Bon Appetit!
Thank you Kamini, for sharing such an informative post on the Green Crusader.

GiveaCar ~ Guest Post

As mentioned in my previous post, here is the guest post from Daniel, of Giveacar, UK.


Car donation: a great way to recycle your car
Recycling a car can be a difficult and daunting prospect. It’s not always easy to find someone who is willing to collect you vehicle and make sure it is thoroughly depolluted and reused. There are many people still out there who will simply harvest your cars easily resalable parts and leave the rest to rust.
If you’ve decided to purchase a more fuel efficient vehicle or have resolved to give up your car entirely for a greener mode of transport, car donation is one of the most environmentally friendly ways of getting rid of your old vehicle.
There are a wide range of car donation programs out there, supporting an array of different charitable causes. It is important to find one that will either scrap your vehicle in an environmentally friendly way or put it in to an auction to find a new owner.
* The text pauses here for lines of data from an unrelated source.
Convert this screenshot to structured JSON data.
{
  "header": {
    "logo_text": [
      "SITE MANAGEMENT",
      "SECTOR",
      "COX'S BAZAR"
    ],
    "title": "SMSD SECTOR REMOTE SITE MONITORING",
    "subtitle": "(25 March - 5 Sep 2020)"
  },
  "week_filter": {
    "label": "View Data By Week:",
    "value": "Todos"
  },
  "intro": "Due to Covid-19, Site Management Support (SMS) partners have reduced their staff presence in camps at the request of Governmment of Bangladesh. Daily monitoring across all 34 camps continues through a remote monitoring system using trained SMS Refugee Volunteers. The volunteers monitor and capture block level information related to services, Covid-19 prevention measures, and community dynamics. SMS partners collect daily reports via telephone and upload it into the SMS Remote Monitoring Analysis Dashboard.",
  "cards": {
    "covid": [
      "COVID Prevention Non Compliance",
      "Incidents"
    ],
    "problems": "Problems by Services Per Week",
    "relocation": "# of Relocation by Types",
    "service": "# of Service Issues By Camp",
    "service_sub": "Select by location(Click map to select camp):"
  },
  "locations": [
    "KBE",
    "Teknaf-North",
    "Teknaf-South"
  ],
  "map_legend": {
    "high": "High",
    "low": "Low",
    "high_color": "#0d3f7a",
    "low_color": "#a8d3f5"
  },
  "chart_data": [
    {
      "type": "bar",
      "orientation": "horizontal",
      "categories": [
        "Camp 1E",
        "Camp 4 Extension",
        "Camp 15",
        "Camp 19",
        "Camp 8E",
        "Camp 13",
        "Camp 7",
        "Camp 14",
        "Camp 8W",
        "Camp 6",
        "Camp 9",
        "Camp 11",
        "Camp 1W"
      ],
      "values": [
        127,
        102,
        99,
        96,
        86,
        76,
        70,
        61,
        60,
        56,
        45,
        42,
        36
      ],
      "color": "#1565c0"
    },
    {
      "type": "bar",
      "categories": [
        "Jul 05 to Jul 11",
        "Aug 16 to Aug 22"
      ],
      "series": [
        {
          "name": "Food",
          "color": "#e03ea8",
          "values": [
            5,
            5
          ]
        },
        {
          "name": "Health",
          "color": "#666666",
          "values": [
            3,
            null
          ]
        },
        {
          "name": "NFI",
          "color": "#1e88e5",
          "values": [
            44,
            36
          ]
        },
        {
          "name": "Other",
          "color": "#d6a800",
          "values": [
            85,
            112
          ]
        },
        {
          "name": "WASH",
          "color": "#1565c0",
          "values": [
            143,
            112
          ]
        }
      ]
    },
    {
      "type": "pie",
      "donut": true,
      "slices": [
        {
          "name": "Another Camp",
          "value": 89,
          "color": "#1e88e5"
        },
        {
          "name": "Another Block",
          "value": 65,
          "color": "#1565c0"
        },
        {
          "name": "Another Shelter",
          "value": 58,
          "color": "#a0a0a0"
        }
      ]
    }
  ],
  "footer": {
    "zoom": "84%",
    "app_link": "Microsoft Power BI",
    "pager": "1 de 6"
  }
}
This ensures that the oldest cars, those with worst fuel consumption, are taken off the road, and newer ones are reused, reducing demand for new car production, which has a significant negative effect on the environment.

If you are in the UK, a great donation program to check out is Giveacar. They guarantee that at least 85% of the weight of your car will be recycled and reused. In addition, they only work with scrap yardHYPERLINK “”s that are affiliated to the UK Environment Agency, meaning that your car will be fully depolluted and not just left to drip its hazardous chemicals into the earth.

As well as the environmental benefits of their car HYPERLINK “”scrappage scheme, Giveacar promise to donate at least $100 to the donors chosen charity for each car donated. They are partnered with a variety of different causes including several charities tackling the effects of climate change.
Only a year old, they have already recycled more than 3,000 cars and have raised more than $300,000 for good causes.
If you would like to learn more about recycling your car or would like to donate a car, please visit the Giveacar website –
 PS: pictures courtesy: Giveacar